▸ **Data about app and page elements**:
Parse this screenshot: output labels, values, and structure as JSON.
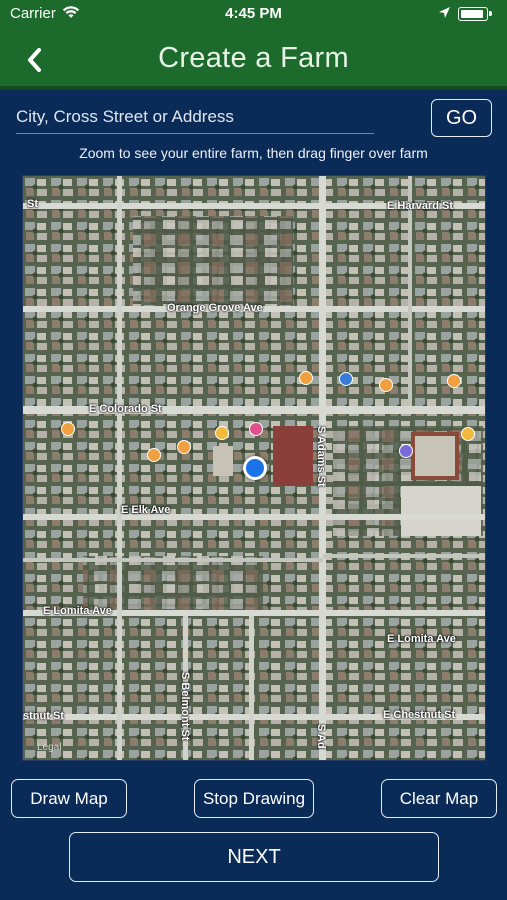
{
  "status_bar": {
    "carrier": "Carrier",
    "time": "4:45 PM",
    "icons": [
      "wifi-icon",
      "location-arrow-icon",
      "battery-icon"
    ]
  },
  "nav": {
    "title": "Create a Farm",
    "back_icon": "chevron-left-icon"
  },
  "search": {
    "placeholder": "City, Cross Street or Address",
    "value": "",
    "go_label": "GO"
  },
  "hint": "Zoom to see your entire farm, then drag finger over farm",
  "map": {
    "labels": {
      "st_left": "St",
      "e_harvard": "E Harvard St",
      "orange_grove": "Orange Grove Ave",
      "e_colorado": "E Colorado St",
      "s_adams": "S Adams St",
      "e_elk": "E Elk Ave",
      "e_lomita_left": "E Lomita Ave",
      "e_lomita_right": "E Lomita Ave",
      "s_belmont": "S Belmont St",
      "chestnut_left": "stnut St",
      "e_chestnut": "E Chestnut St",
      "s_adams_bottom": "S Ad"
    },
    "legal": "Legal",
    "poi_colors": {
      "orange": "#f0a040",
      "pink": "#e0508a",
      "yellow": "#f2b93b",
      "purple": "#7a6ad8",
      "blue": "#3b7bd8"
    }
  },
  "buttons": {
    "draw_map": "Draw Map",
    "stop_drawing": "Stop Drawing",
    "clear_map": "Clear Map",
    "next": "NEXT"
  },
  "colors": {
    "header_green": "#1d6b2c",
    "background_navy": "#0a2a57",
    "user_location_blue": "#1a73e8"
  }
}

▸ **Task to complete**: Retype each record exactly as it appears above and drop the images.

▸ **Result**:
Parse this screenshot: output labels, values, and structure as JSON.
{
  "status_bar": {
    "carrier": "Carrier",
    "time": "4:45 PM",
    "icons": [
      "wifi-icon",
      "location-arrow-icon",
      "battery-icon"
    ]
  },
  "nav": {
    "title": "Create a Farm",
    "back_icon": "chevron-left-icon"
  },
  "search": {
    "placeholder": "City, Cross Street or Address",
    "value": "",
    "go_label": "GO"
  },
  "hint": "Zoom to see your entire farm, then drag finger over farm",
  "map": {
    "labels": {
      "st_left": "St",
      "e_harvard": "E Harvard St",
      "orange_grove": "Orange Grove Ave",
      "e_colorado": "E Colorado St",
      "s_adams": "S Adams St",
      "e_elk": "E Elk Ave",
      "e_lomita_left": "E Lomita Ave",
      "e_lomita_right": "E Lomita Ave",
      "s_belmont": "S Belmont St",
      "chestnut_left": "stnut St",
      "e_chestnut": "E Chestnut St",
      "s_adams_bottom": "S Ad"
    },
    "legal": "Legal",
    "poi_colors": {
      "orange": "#f0a040",
      "pink": "#e0508a",
      "yellow": "#f2b93b",
      "purple": "#7a6ad8",
      "blue": "#3b7bd8"
    }
  },
  "buttons": {
    "draw_map": "Draw Map",
    "stop_drawing": "Stop Drawing",
    "clear_map": "Clear Map",
    "next": "NEXT"
  },
  "colors": {
    "header_green": "#1d6b2c",
    "background_navy": "#0a2a57",
    "user_location_blue": "#1a73e8"
  }
}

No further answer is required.